Source data:
────────
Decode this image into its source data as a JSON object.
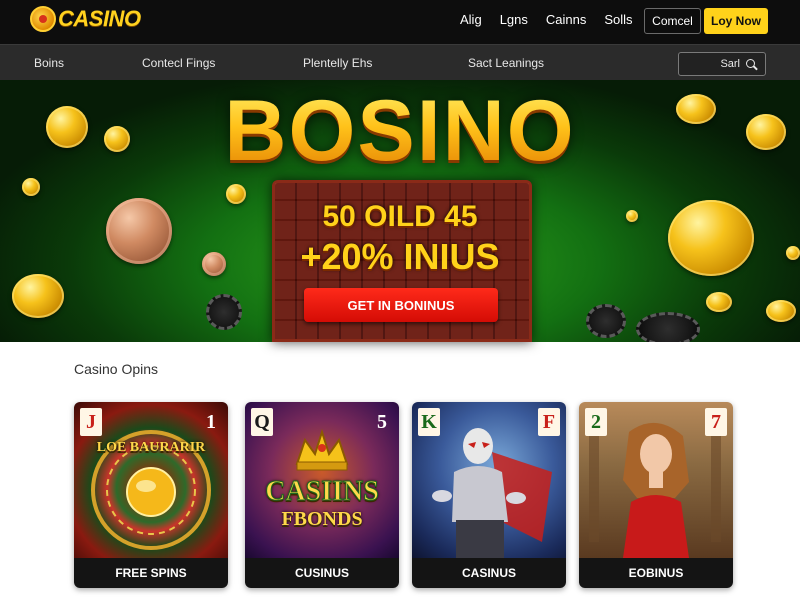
{
  "header": {
    "logo_text": "CASINO",
    "links": [
      "Alig",
      "Lgns",
      "Cainns",
      "Solls"
    ],
    "cancel_label": "Comcel",
    "buy_label": "Loy Now",
    "accent": "#ffd21a"
  },
  "nav": {
    "items": [
      "Boins",
      "Contecl Fings",
      "Plentelly Ehs",
      "Sact Leanings"
    ],
    "search_placeholder": "Sarl",
    "search_icon": "search-icon"
  },
  "hero": {
    "title": "BOSINO",
    "promo_line1": "50 OILD 45",
    "promo_line2": "+20% INIUS",
    "cta_label": "GET IN BONINUS",
    "cta_color": "#e8130a"
  },
  "games": {
    "section_title": "Casino Opins",
    "cards": [
      {
        "label": "FREE SPINS",
        "corner_left": "J",
        "corner_right": "1",
        "art_title": "LOE BAURARIR"
      },
      {
        "label": "CUSINUS",
        "corner_left": "Q",
        "corner_right": "5",
        "art_title": "CASIINS",
        "art_subtitle": "FBONDS"
      },
      {
        "label": "CASINUS",
        "corner_left": "K",
        "corner_right": "F",
        "art_title": ""
      },
      {
        "label": "EOBINUS",
        "corner_left": "2",
        "corner_right": "7",
        "art_title": ""
      }
    ]
  }
}
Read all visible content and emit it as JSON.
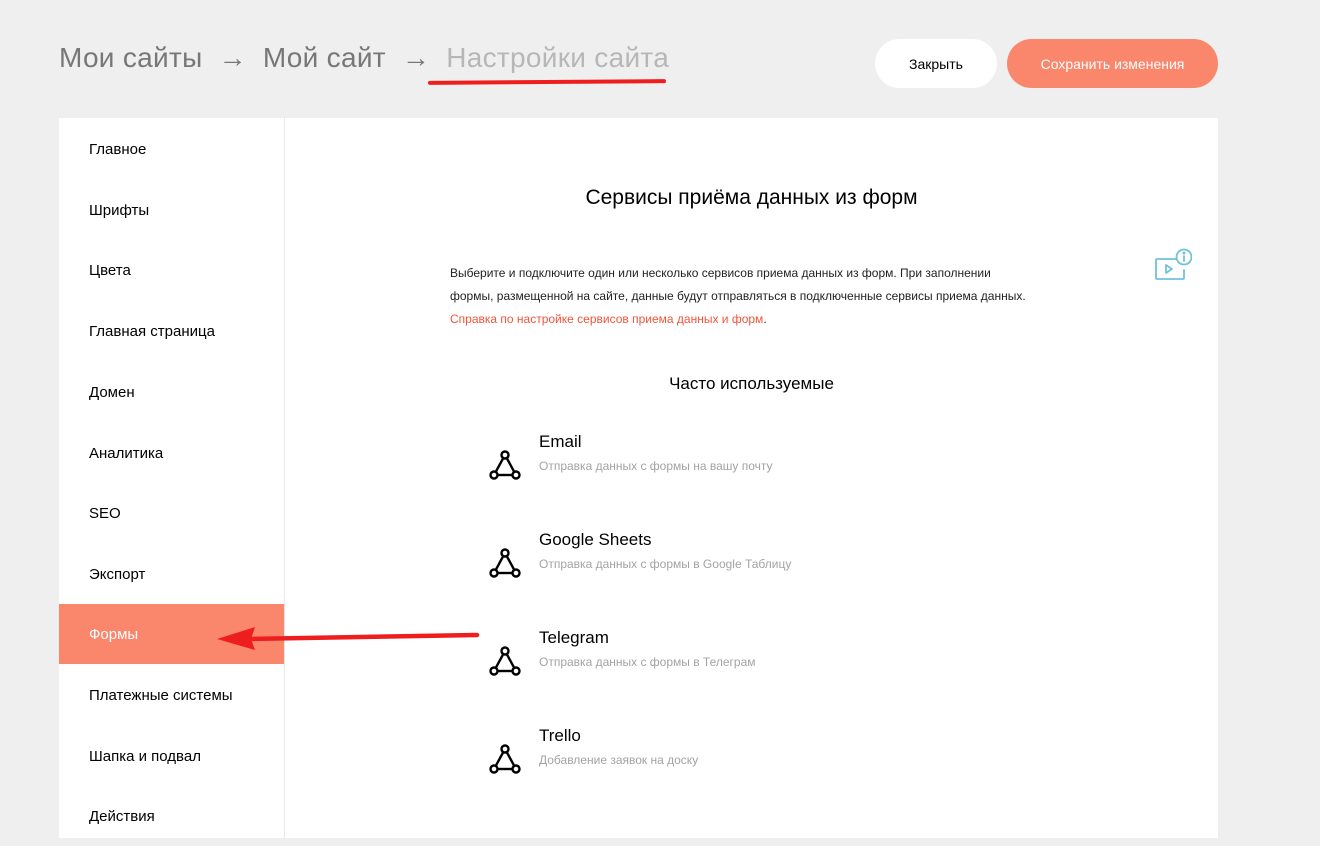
{
  "breadcrumb": {
    "items": [
      "Мои сайты",
      "Мой сайт"
    ],
    "separator": "→",
    "current": "Настройки сайта"
  },
  "toolbar": {
    "close_label": "Закрыть",
    "save_label": "Сохранить изменения"
  },
  "sidebar": {
    "items": [
      {
        "label": "Главное"
      },
      {
        "label": "Шрифты"
      },
      {
        "label": "Цвета"
      },
      {
        "label": "Главная страница"
      },
      {
        "label": "Домен"
      },
      {
        "label": "Аналитика"
      },
      {
        "label": "SEO"
      },
      {
        "label": "Экспорт"
      },
      {
        "label": "Формы",
        "active": true
      },
      {
        "label": "Платежные системы"
      },
      {
        "label": "Шапка и подвал"
      },
      {
        "label": "Действия"
      }
    ]
  },
  "main": {
    "title": "Сервисы приёма данных из форм",
    "description_line1": "Выберите и подключите один или несколько сервисов приема данных из форм. При заполнении",
    "description_line2": "формы, размещенной на сайте, данные будут отправляться в подключенные сервисы приема данных.",
    "help_link": "Справка по настройке сервисов приема данных и форм",
    "help_link_suffix": ".",
    "popular_title": "Часто используемые",
    "services": [
      {
        "name": "Email",
        "description": "Отправка данных с формы на вашу почту",
        "icon": "integration-icon"
      },
      {
        "name": "Google Sheets",
        "description": "Отправка данных с формы в Google Таблицу",
        "icon": "integration-icon"
      },
      {
        "name": "Telegram",
        "description": "Отправка данных с формы в Телеграм",
        "icon": "integration-icon"
      },
      {
        "name": "Trello",
        "description": "Добавление заявок на доску",
        "icon": "integration-icon"
      }
    ]
  },
  "colors": {
    "accent": "#fa876b",
    "link": "#f2533a",
    "annotation": "#ef1e1e",
    "info_icon": "#6fc3d8"
  }
}
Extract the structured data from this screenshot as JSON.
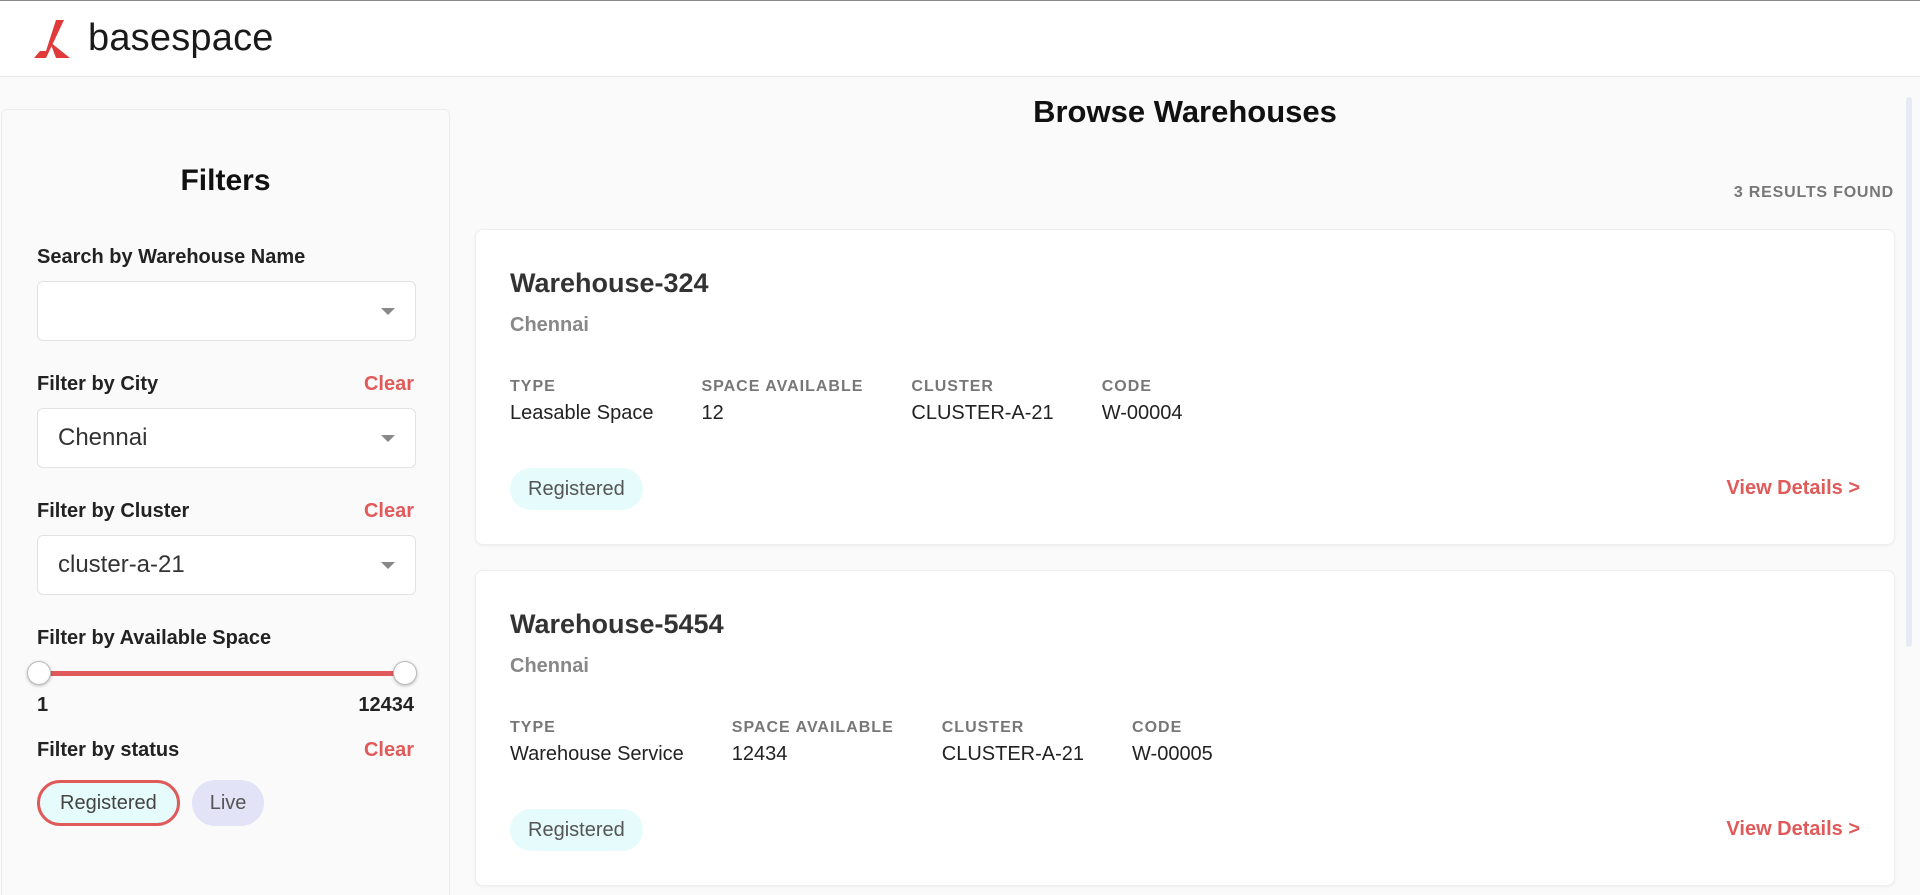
{
  "header": {
    "brand": "basespace"
  },
  "sidebar": {
    "title": "Filters",
    "search": {
      "label": "Search by Warehouse Name",
      "value": ""
    },
    "city": {
      "label": "Filter by City",
      "clear": "Clear",
      "value": "Chennai"
    },
    "cluster": {
      "label": "Filter by Cluster",
      "clear": "Clear",
      "value": "cluster-a-21"
    },
    "space": {
      "label": "Filter by Available Space",
      "min": "1",
      "max": "12434"
    },
    "status": {
      "label": "Filter by status",
      "clear": "Clear",
      "options": [
        "Registered",
        "Live"
      ],
      "selected": "Registered"
    }
  },
  "main": {
    "title": "Browse Warehouses",
    "results": "3 RESULTS FOUND",
    "cards": [
      {
        "name": "Warehouse-324",
        "city": "Chennai",
        "type_label": "TYPE",
        "type": "Leasable Space",
        "space_label": "SPACE AVAILABLE",
        "space": "12",
        "cluster_label": "CLUSTER",
        "cluster": "CLUSTER-A-21",
        "code_label": "CODE",
        "code": "W-00004",
        "status": "Registered",
        "link": "View Details >"
      },
      {
        "name": "Warehouse-5454",
        "city": "Chennai",
        "type_label": "TYPE",
        "type": "Warehouse Service",
        "space_label": "SPACE AVAILABLE",
        "space": "12434",
        "cluster_label": "CLUSTER",
        "cluster": "CLUSTER-A-21",
        "code_label": "CODE",
        "code": "W-00005",
        "status": "Registered",
        "link": "View Details >"
      }
    ]
  },
  "colors": {
    "accent": "#e05a5a",
    "chip_registered": "#e6fbfb",
    "chip_live": "#e3e3f8"
  }
}
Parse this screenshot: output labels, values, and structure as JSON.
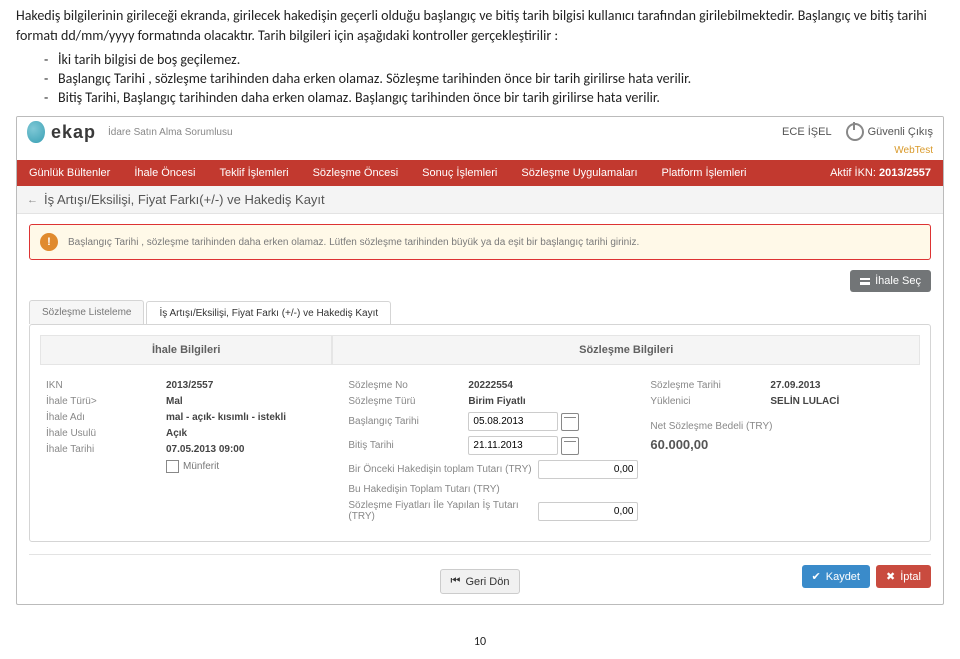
{
  "doc": {
    "intro": "Hakediş bilgilerinin girileceği ekranda, girilecek hakedişin geçerli olduğu başlangıç ve bitiş tarih bilgisi kullanıcı tarafından girilebilmektedir. Başlangıç ve bitiş tarihi formatı dd/mm/yyyy formatında olacaktır. Tarih bilgileri için aşağıdaki kontroller gerçekleştirilir :",
    "bullets": [
      "İki tarih bilgisi de boş geçilemez.",
      "Başlangıç Tarihi , sözleşme tarihinden daha erken olamaz. Sözleşme tarihinden önce bir tarih girilirse hata verilir.",
      "Bitiş Tarihi, Başlangıç tarihinden daha erken olamaz. Başlangıç tarihinden önce bir tarih girilirse hata verilir."
    ],
    "page_number": "10"
  },
  "app": {
    "logo_text": "ekap",
    "logo_sub": "İdare Satın Alma Sorumlusu",
    "user_name": "ECE İŞEL",
    "logout": "Güvenli Çıkış",
    "env": "WebTest",
    "nav": [
      "Günlük Bültenler",
      "İhale Öncesi",
      "Teklif İşlemleri",
      "Sözleşme Öncesi",
      "Sonuç İşlemleri",
      "Sözleşme Uygulamaları",
      "Platform İşlemleri"
    ],
    "ikn_label": "Aktif İKN:",
    "ikn_value": "2013/2557",
    "crumb_title": "İş Artışı/Eksilişi, Fiyat Farkı(+/-) ve Hakediş Kayıt",
    "alert": "Başlangıç Tarihi , sözleşme tarihinden daha erken olamaz. Lütfen sözleşme tarihinden büyük ya da eşit bir başlangıç tarihi giriniz.",
    "btn_select": "İhale Seç",
    "tabs": [
      "Sözleşme Listeleme",
      "İş Artışı/Eksilişi, Fiyat Farkı (+/-) ve Hakediş Kayıt"
    ],
    "section_left": "İhale Bilgileri",
    "section_right": "Sözleşme Bilgileri",
    "ihale": {
      "ikn_lbl": "IKN",
      "ikn": "2013/2557",
      "tur_lbl": "İhale Türü>",
      "tur": "Mal",
      "ad_lbl": "İhale Adı",
      "ad": "mal - açık- kısımlı - istekli",
      "usul_lbl": "İhale Usulü",
      "usul": "Açık",
      "tarih_lbl": "İhale Tarihi",
      "tarih": "07.05.2013 09:00",
      "munferit": "Münferit"
    },
    "soz": {
      "no_lbl": "Sözleşme No",
      "no": "20222554",
      "tur_lbl": "Sözleşme Türü",
      "tur": "Birim Fiyatlı",
      "bas_lbl": "Başlangıç Tarihi",
      "bas": "05.08.2013",
      "bit_lbl": "Bitiş Tarihi",
      "bit": "21.11.2013",
      "onceki_lbl": "Bir Önceki Hakedişin toplam Tutarı (TRY)",
      "onceki": "0,00",
      "bu_lbl": "Bu Hakedişin Toplam Tutarı (TRY)",
      "fiy_lbl": "Sözleşme Fiyatları İle Yapılan İş Tutarı (TRY)",
      "fiy": "0,00",
      "tarih_lbl": "Sözleşme Tarihi",
      "tarih": "27.09.2013",
      "yuk_lbl": "Yüklenici",
      "yuk": "SELİN LULACİ",
      "bedel_lbl": "Net Sözleşme Bedeli (TRY)",
      "bedel": "60.000,00"
    },
    "btn_back": "Geri Dön",
    "btn_save": "Kaydet",
    "btn_cancel": "İptal"
  }
}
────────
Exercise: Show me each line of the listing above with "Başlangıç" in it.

Task response:
    "intro": "Hakediş bilgilerinin girileceği ekranda, girilecek hakedişin geçerli olduğu başlangıç ve bitiş tarih bilgisi kullanıcı tarafından girilebilmektedir. Başlangıç ve bitiş tarihi formatı dd/mm/yyyy formatında olacaktır. Tarih bilgileri için aşağıdaki kontroller gerçekleştirilir :",
      "Başlangıç Tarihi , sözleşme tarihinden daha erken olamaz. Sözleşme tarihinden önce bir tarih girilirse hata verilir.",
      "Bitiş Tarihi, Başlangıç tarihinden daha erken olamaz. Başlangıç tarihinden önce bir tarih girilirse hata verilir."
    "alert": "Başlangıç Tarihi , sözleşme tarihinden daha erken olamaz. Lütfen sözleşme tarihinden büyük ya da eşit bir başlangıç tarihi giriniz.",
      "bas_lbl": "Başlangıç Tarihi",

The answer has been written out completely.